For the word "title", find each line in the entries where it occurs and copy that line.

(Entries from a dataset of interfaces)
========================

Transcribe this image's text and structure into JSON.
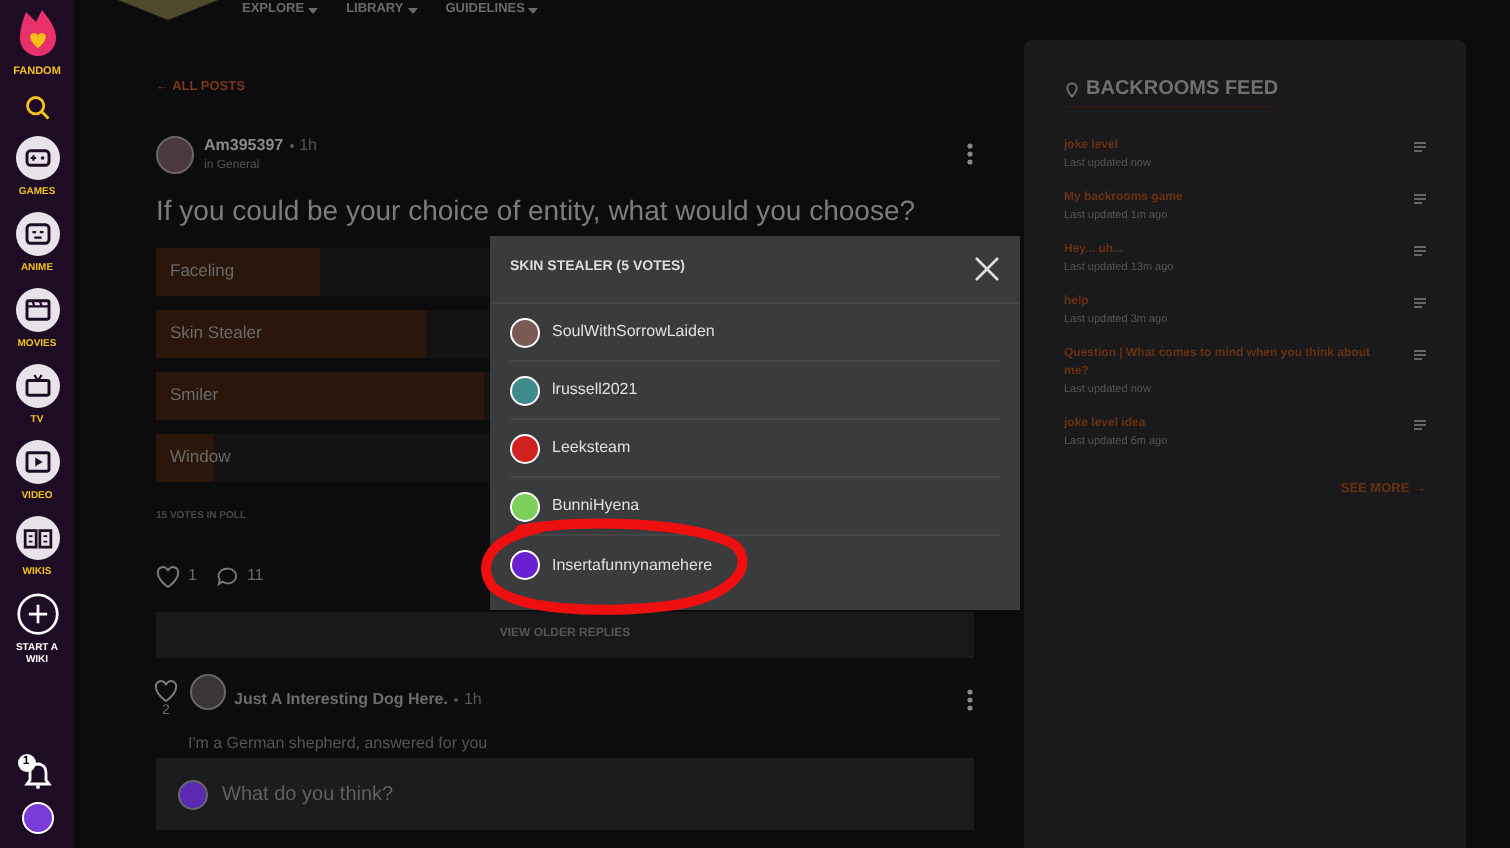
{
  "sidebar": {
    "logo_label": "FANDOM",
    "items": [
      {
        "kind": "games",
        "label": "GAMES"
      },
      {
        "kind": "anime",
        "label": "ANIME"
      },
      {
        "kind": "movies",
        "label": "MOVIES"
      },
      {
        "kind": "tv",
        "label": "TV"
      },
      {
        "kind": "video",
        "label": "VIDEO"
      },
      {
        "kind": "wikis",
        "label": "WIKIS"
      },
      {
        "kind": "start",
        "label": "START A WIKI"
      }
    ],
    "notification_count": "1"
  },
  "top_nav": [
    "EXPLORE",
    "LIBRARY",
    "GUIDELINES"
  ],
  "back_link": "← ALL POSTS",
  "post": {
    "author": "Am395397",
    "time": "1h",
    "category": "in General",
    "title": "If you could be your choice of entity, what would you choose?",
    "poll": [
      {
        "label": "Faceling",
        "level": 0.2
      },
      {
        "label": "Skin Stealer",
        "level": 0.33
      },
      {
        "label": "Smiler",
        "level": 0.4
      },
      {
        "label": "Window",
        "level": 0.07
      }
    ],
    "votes": "15 VOTES IN POLL",
    "likes": "1",
    "comments": "11"
  },
  "view_older": "VIEW OLDER REPLIES",
  "reply": {
    "likes": "2",
    "author": "Just A Interesting Dog Here.",
    "time": "1h",
    "text": "I'm a German shepherd, answered for you"
  },
  "comment_placeholder": "What do you think?",
  "modal": {
    "title": "SKIN STEALER (5 VOTES)",
    "voters": [
      {
        "name": "SoulWithSorrowLaiden",
        "color": "#7a5a55"
      },
      {
        "name": "lrussell2021",
        "color": "#3f8a8a"
      },
      {
        "name": "Leeksteam",
        "color": "#d02020"
      },
      {
        "name": "BunniHyena",
        "color": "#7ccf5a"
      },
      {
        "name": "Insertafunnynamehere",
        "color": "#6a20d0"
      }
    ]
  },
  "feed": {
    "title": "BACKROOMS FEED",
    "items": [
      {
        "title": "joke level",
        "updated": "Last updated now"
      },
      {
        "title": "My backrooms game",
        "updated": "Last updated 1m ago"
      },
      {
        "title": "Hey... uh...",
        "updated": "Last updated 13m ago"
      },
      {
        "title": "help",
        "updated": "Last updated 3m ago"
      },
      {
        "title": "Question | What comes to mind when you think about me?",
        "updated": "Last updated now"
      },
      {
        "title": "joke level idea",
        "updated": "Last updated 6m ago"
      }
    ],
    "see_more": "SEE MORE →"
  }
}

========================

ANSWER TO THIS TASK –
    "title": "If you could be your choice of entity, what would you choose?",
    "title": "SKIN STEALER (5 VOTES)",
    "title": "BACKROOMS FEED",
        "title": "joke level",
        "title": "My backrooms game",
        "title": "Hey... uh...",
        "title": "help",
        "title": "Question | What comes to mind when you think about me?",
        "title": "joke level idea",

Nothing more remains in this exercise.